Selling out is easy, but it’s obvious and leave one vulnerable. “Your fake lines that everyone knows,” the band sings. For every pristine, meaningless pop song that’s topped the charts, there are dozens of songwriters who cut their teeth trying to create something fresh and exciting, as well as real.
You will find all the people you thought you had at your finger
Trying to keep you from flying so high you try to touch the sun
With your mouth open wide
Taking the words that I’m thinking of
But that’s my line
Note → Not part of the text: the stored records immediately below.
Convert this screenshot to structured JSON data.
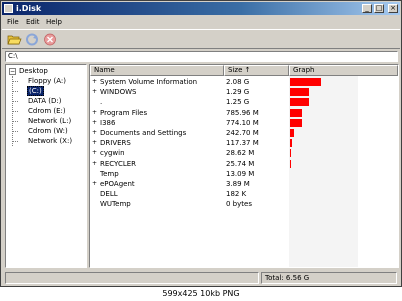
{
  "window": {
    "title": "i.Disk",
    "minimize": "_",
    "maximize": "□",
    "close": "×"
  },
  "menu": {
    "file": "File",
    "edit": "Edit",
    "help": "Help"
  },
  "toolbar": {
    "open_icon": "folder-open-icon",
    "refresh_icon": "refresh-icon",
    "stop_icon": "stop-icon"
  },
  "path": {
    "value": "C:\\"
  },
  "tree": {
    "root": "Desktop",
    "root_expander": "−",
    "items": [
      {
        "label": "Floppy (A:)"
      },
      {
        "label": "(C:)"
      },
      {
        "label": "DATA (D:)"
      },
      {
        "label": "Cdrom (E:)"
      },
      {
        "label": "Network (L:)"
      },
      {
        "label": "Cdrom (W:)"
      },
      {
        "label": "Network (X:)"
      }
    ]
  },
  "list": {
    "columns": {
      "name": "Name",
      "size": "Size ↑",
      "graph": "Graph"
    },
    "rows": [
      {
        "expander": "+",
        "name": "System Volume Information",
        "size": "2.08 G",
        "graph_fraction": 0.48
      },
      {
        "expander": "+",
        "name": "WINDOWS",
        "size": "1.29 G",
        "graph_fraction": 0.3
      },
      {
        "expander": "",
        "name": ".",
        "size": "1.25 G",
        "graph_fraction": 0.29
      },
      {
        "expander": "+",
        "name": "Program Files",
        "size": "785.96 M",
        "graph_fraction": 0.18
      },
      {
        "expander": "+",
        "name": "I386",
        "size": "774.10 M",
        "graph_fraction": 0.18
      },
      {
        "expander": "+",
        "name": "Documents and Settings",
        "size": "242.70 M",
        "graph_fraction": 0.06
      },
      {
        "expander": "+",
        "name": "DRIVERS",
        "size": "117.37 M",
        "graph_fraction": 0.03
      },
      {
        "expander": "+",
        "name": "cygwin",
        "size": "28.62 M",
        "graph_fraction": 0.01
      },
      {
        "expander": "+",
        "name": "RECYCLER",
        "size": "25.74 M",
        "graph_fraction": 0.01
      },
      {
        "expander": "",
        "name": "Temp",
        "size": "13.09 M",
        "graph_fraction": 0.0
      },
      {
        "expander": "+",
        "name": "ePOAgent",
        "size": "3.89 M",
        "graph_fraction": 0.0
      },
      {
        "expander": "",
        "name": "DELL",
        "size": "182 K",
        "graph_fraction": 0.0
      },
      {
        "expander": "",
        "name": "WUTemp",
        "size": "0 bytes",
        "graph_fraction": 0.0
      }
    ]
  },
  "status": {
    "total": "Total: 6.56 G"
  },
  "caption": "599x425  10kb  PNG",
  "colors": {
    "bar": "#ff0000",
    "title_start": "#0a246a",
    "title_end": "#a6caf0"
  }
}
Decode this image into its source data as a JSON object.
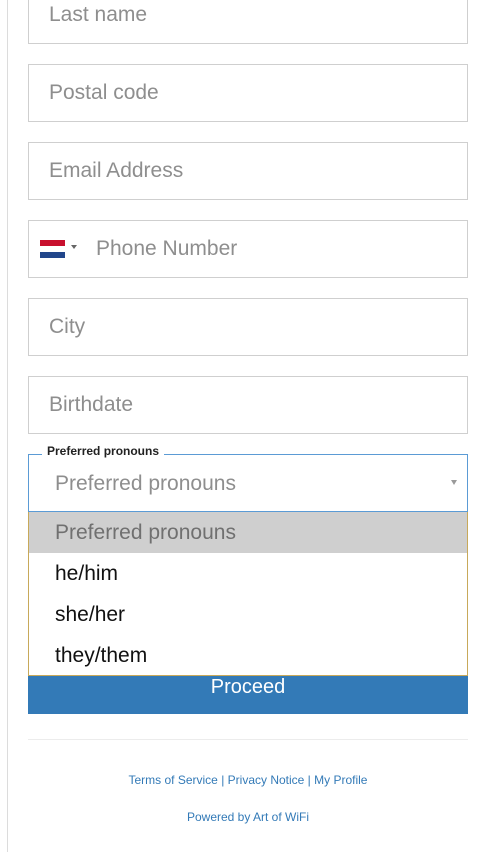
{
  "form": {
    "fields": [
      {
        "placeholder": "Last name"
      },
      {
        "placeholder": "Postal code"
      },
      {
        "placeholder": "Email Address"
      },
      {
        "placeholder": "Phone Number"
      },
      {
        "placeholder": "City"
      },
      {
        "placeholder": "Birthdate"
      }
    ],
    "phone_flag_icon": "netherlands-flag-icon",
    "pronouns": {
      "legend": "Preferred pronouns",
      "selected": "Preferred pronouns",
      "options": [
        "Preferred pronouns",
        "he/him",
        "she/her",
        "they/them"
      ]
    },
    "proceed_label": "Proceed"
  },
  "footer": {
    "terms": "Terms of Service",
    "privacy": "Privacy Notice",
    "profile": "My Profile",
    "separator": " | ",
    "powered_by": "Powered by Art of WiFi"
  },
  "colors": {
    "accent": "#337ab7",
    "focus_border": "#5b9bd5",
    "option_highlight": "#cfcfcf"
  }
}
Authenticity has become a musical buzzword in the past decade, even though the distinction between songwriter and artist goes back nearly 100 years to Tin Pan Alley and the Brill Building. For some reason, things feels more sensitive now; is it deceitful to take the credit for others’ songs? What’s wrong with working with a team, if the music is great and fun to listen to? The pop machine has become increasingly exposed, and with it, once-shadowy background figures like Max Martin and Dr. Luke, two of the biggest pop songwriters and producers the world has ever seen, have become names. “Authenticity” doesn’t seem to bother the many millions of pop music fans around the world, but it can easily rub the individual the wrong way.
To some extent, “Monarch” is a play at all the stars who rely on an army of others to support their output, but its primary takeaway is one of individual sincerity: Mothlight is Mothlight, the band screams through trippy synths and magical harmonies. This is us, these are our words, this our work. True artistic beauty lies in the expression of self; “Monarch” exemplifies this beauty, giving us a taste of Mothlight’s potential. Expect more from this up-and-coming band as they continue to release new music in advance of a forthcoming album.